NOW IN THEATERS! The small island nation of Malta, which lies just south of Sicily in the Meditteranean sea, has not been featured in many films screened in the U.S., possibly because of its size or unfamiliarity to American audiences. Writer/ director Alex Camilleri sets out to change that in Luzzu.
Jesmark (Jesmark Scicluna), a young fisherman, is barely making ends meet in the fished-out waters around Malta when he discovers a leak in his wooden luzzu boat. The boat, as well as the traditional livelihood, were handed down to him by generations of men in his family, so many that he doesn’t even know how old the boat is. Anger and desperation pour from him as he faces his disapproving wife, Denise (Michela Farrugia), and mounting medical expenses for treatments for their newborn son. The situation is exacerbated by strained relations with his mother-in-law, who pushes him to leave fishing and find work that pays better. She suggests that “fishing is a nice way to spend the summer,” but no longer an occupation for a man with a family.
Despite her scathing assessment, he’s no slouch, and as circumstances close in, Jesmark energetically looks for ways to sell his meager catches while they are fresh. Fishermen with better boats and more modern fishing methods always beat him to the market and get the better prices. He hustles feverishly, refusing to take no for an answer. In his dealings, he connects with men making mad money in black-market fishing and becomes entangled in their risky, illegal business.

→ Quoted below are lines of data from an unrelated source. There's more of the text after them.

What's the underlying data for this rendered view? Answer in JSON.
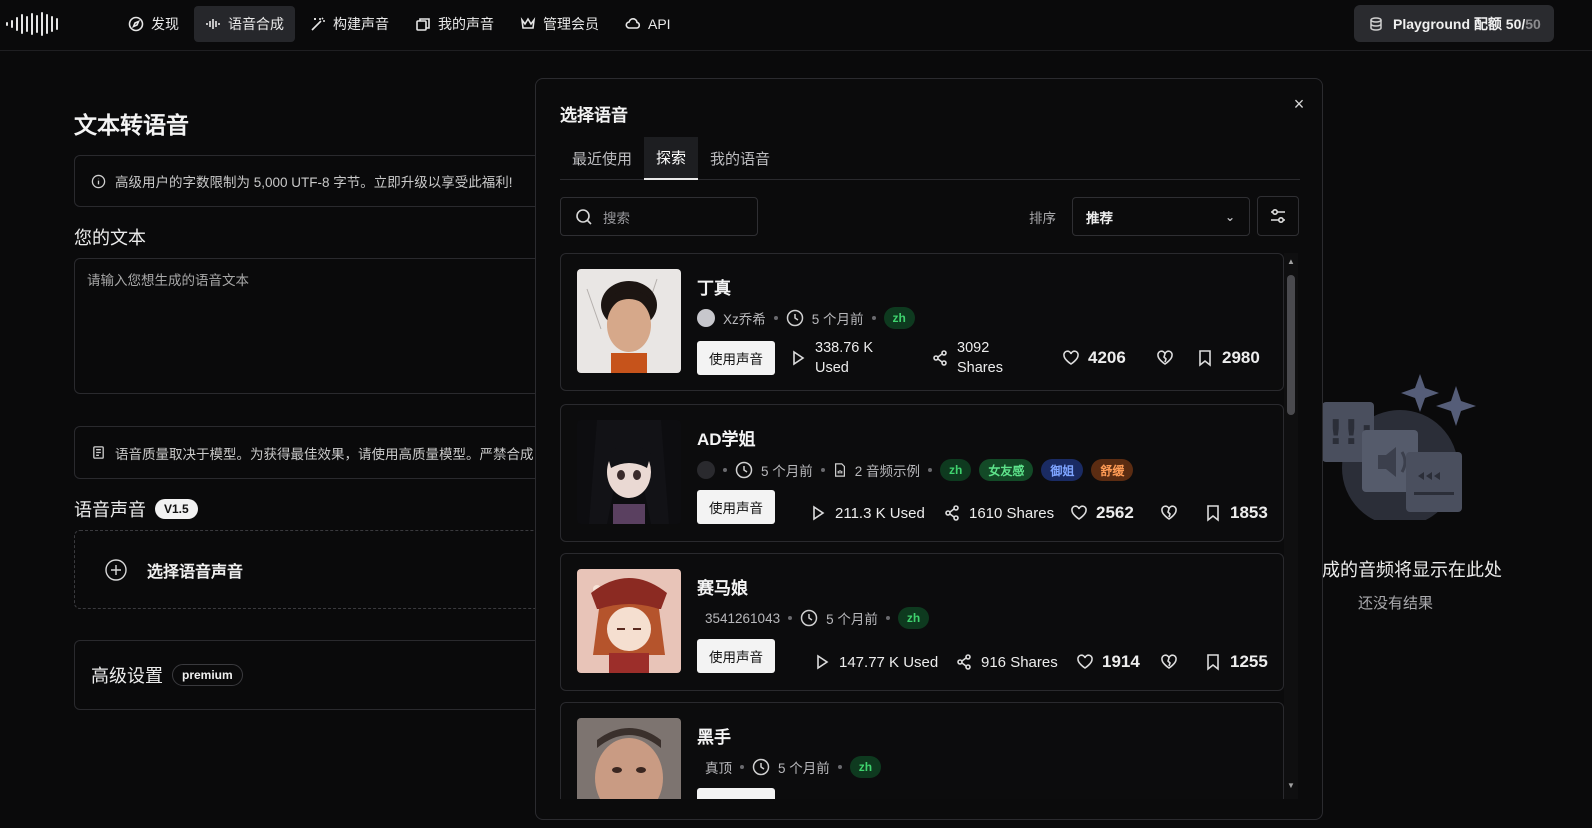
{
  "nav": {
    "items": [
      {
        "label": "发现",
        "icon": "compass-icon"
      },
      {
        "label": "语音合成",
        "icon": "waveform-icon",
        "active": true
      },
      {
        "label": "构建声音",
        "icon": "magic-wand-icon"
      },
      {
        "label": "我的声音",
        "icon": "copy-icon"
      },
      {
        "label": "管理会员",
        "icon": "crown-icon"
      },
      {
        "label": "API",
        "icon": "cloud-icon"
      }
    ],
    "quota_prefix": "Playground 配额 50/",
    "quota_total": "50"
  },
  "page": {
    "title": "文本转语音",
    "notice": "高级用户的字数限制为 5,000 UTF-8 字节。立即升级以享受此福利!",
    "your_text_label": "您的文本",
    "textarea_placeholder": "请输入您想生成的语音文本",
    "quality_notice": "语音质量取决于模型。为获得最佳效果，请使用高质量模型。严禁合成",
    "voice_label": "语音声音",
    "voice_version": "V1.5",
    "select_voice": "选择语音声音",
    "advanced_label": "高级设置",
    "advanced_badge": "premium",
    "result_text": "成的音频将显示在此处",
    "result_sub": "还没有结果"
  },
  "modal": {
    "title": "选择语音",
    "close": "×",
    "tabs": [
      "最近使用",
      "探索",
      "我的语音"
    ],
    "active_tab": 1,
    "search_placeholder": "搜索",
    "sort_label": "排序",
    "sort_value": "推荐",
    "use_button": "使用声音",
    "voices": [
      {
        "name": "丁真",
        "author": "Xz乔希",
        "time": "5 个月前",
        "tags": [
          "zh"
        ],
        "used_num": "338.76 K",
        "used_word": "Used",
        "shares_num": "3092",
        "shares_word": "Shares",
        "likes": "4206",
        "bookmarks": "2980"
      },
      {
        "name": "AD学姐",
        "author": "",
        "time": "5 个月前",
        "samples": "2 音频示例",
        "tags": [
          "zh",
          "女友感",
          "御姐",
          "舒缓"
        ],
        "used": "211.3 K Used",
        "shares": "1610 Shares",
        "likes": "2562",
        "bookmarks": "1853"
      },
      {
        "name": "赛马娘",
        "author": "3541261043",
        "time": "5 个月前",
        "tags": [
          "zh"
        ],
        "used": "147.77 K Used",
        "shares": "916 Shares",
        "likes": "1914",
        "bookmarks": "1255"
      },
      {
        "name": "黑手",
        "author": "真顶",
        "time": "5 个月前",
        "tags": [
          "zh"
        ]
      }
    ]
  },
  "colors": {
    "background": "#0a0a0b",
    "tag_green": "#3fd36e",
    "tag_blue": "#7ea4ff",
    "tag_orange": "#ff9b55"
  }
}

“…Jesmark energetically looks for ways to sell his meager catches…”
Jesmark is loath to leave fishing, refusing, as do many other fishermen, to accept that this traditional way of life is over. When he meets a man who scrapped his own luzzu and accepted a buy-out from a government program that helps fishermen transition to other jobs, he shuns his friend, seeing no honor in the decision. While Jesmark has his boat out of the water for repairs, he takes a hard look at his life and is faced with the prospect of choosing between several options, none of them good.
Camilleri chose to cast fishermen who could act rather than actors pretending to fish, and the resultant realism is startlingly authentic. Jesmark Scicluna is skilled at both, playing, essentially, himself, but delivering the part with an intense, pulled-back precision that belies his inexperience. The cast includes many locals, in fact. The film is scripted dramatic fiction, but no less true for that.

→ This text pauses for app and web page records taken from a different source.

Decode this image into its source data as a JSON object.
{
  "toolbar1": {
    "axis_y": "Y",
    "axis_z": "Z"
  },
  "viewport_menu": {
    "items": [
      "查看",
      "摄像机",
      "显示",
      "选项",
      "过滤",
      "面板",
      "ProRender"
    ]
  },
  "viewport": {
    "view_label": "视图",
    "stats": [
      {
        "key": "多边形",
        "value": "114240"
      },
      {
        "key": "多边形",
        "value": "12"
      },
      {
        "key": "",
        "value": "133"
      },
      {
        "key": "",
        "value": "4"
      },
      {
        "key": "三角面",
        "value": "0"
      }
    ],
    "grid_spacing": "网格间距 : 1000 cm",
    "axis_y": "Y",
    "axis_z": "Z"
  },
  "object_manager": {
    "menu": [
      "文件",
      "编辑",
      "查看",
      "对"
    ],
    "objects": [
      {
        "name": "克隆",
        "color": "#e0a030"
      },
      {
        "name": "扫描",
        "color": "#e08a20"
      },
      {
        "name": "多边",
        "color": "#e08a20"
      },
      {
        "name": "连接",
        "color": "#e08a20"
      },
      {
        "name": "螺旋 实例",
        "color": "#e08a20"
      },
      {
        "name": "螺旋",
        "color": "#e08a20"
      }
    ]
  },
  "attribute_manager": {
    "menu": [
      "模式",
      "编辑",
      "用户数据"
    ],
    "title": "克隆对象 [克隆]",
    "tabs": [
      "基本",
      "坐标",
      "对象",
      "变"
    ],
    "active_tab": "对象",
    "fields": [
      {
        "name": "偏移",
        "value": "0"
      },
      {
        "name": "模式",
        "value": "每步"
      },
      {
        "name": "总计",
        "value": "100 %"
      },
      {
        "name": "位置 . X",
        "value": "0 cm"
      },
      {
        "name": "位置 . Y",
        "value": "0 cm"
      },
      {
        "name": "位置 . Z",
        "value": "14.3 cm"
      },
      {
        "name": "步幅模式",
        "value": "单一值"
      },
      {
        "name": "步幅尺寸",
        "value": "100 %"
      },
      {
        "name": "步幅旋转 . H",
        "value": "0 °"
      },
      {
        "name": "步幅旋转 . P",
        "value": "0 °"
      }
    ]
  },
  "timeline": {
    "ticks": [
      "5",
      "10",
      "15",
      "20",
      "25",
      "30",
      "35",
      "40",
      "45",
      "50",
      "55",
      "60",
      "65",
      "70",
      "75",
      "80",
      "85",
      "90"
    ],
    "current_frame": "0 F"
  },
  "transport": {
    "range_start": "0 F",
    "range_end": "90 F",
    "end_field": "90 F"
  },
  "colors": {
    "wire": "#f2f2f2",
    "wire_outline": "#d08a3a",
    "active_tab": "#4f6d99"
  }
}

The lack of resource management in areas like Malta combined with the effects of climate change are creating conditions that require a cultural response. Jesmark argues that the fishermen have worked the waters for thousands of years, but expanding populations and exports, as well as environmental factors, have made traditional fishing obsolete. None of this, of course, matters to a man whose wife is expecting him to provide for his young family. What was once a proud tradition, celebrated both in its ability to feed the people and its old-world longevity, is now looked upon with scorn by those who have already moved on.
Camilleri captures the beauty of Malta in Luzzu. He shows us the island, the sea, the colorful traditional boats with faces painted on the front, and the glamour of sunset over the ocean. He also shows us life there can be destructively difficult for people trying to make it on the low end, as they struggle to maintain their traditions and pride while the world changes around them. Jesmark lives in a time of accelerated Darwinism, where all must adapt or perish.
Luzzu screened at the 2021 Sundance Film Festival.
"…captures the beauty of Malta..."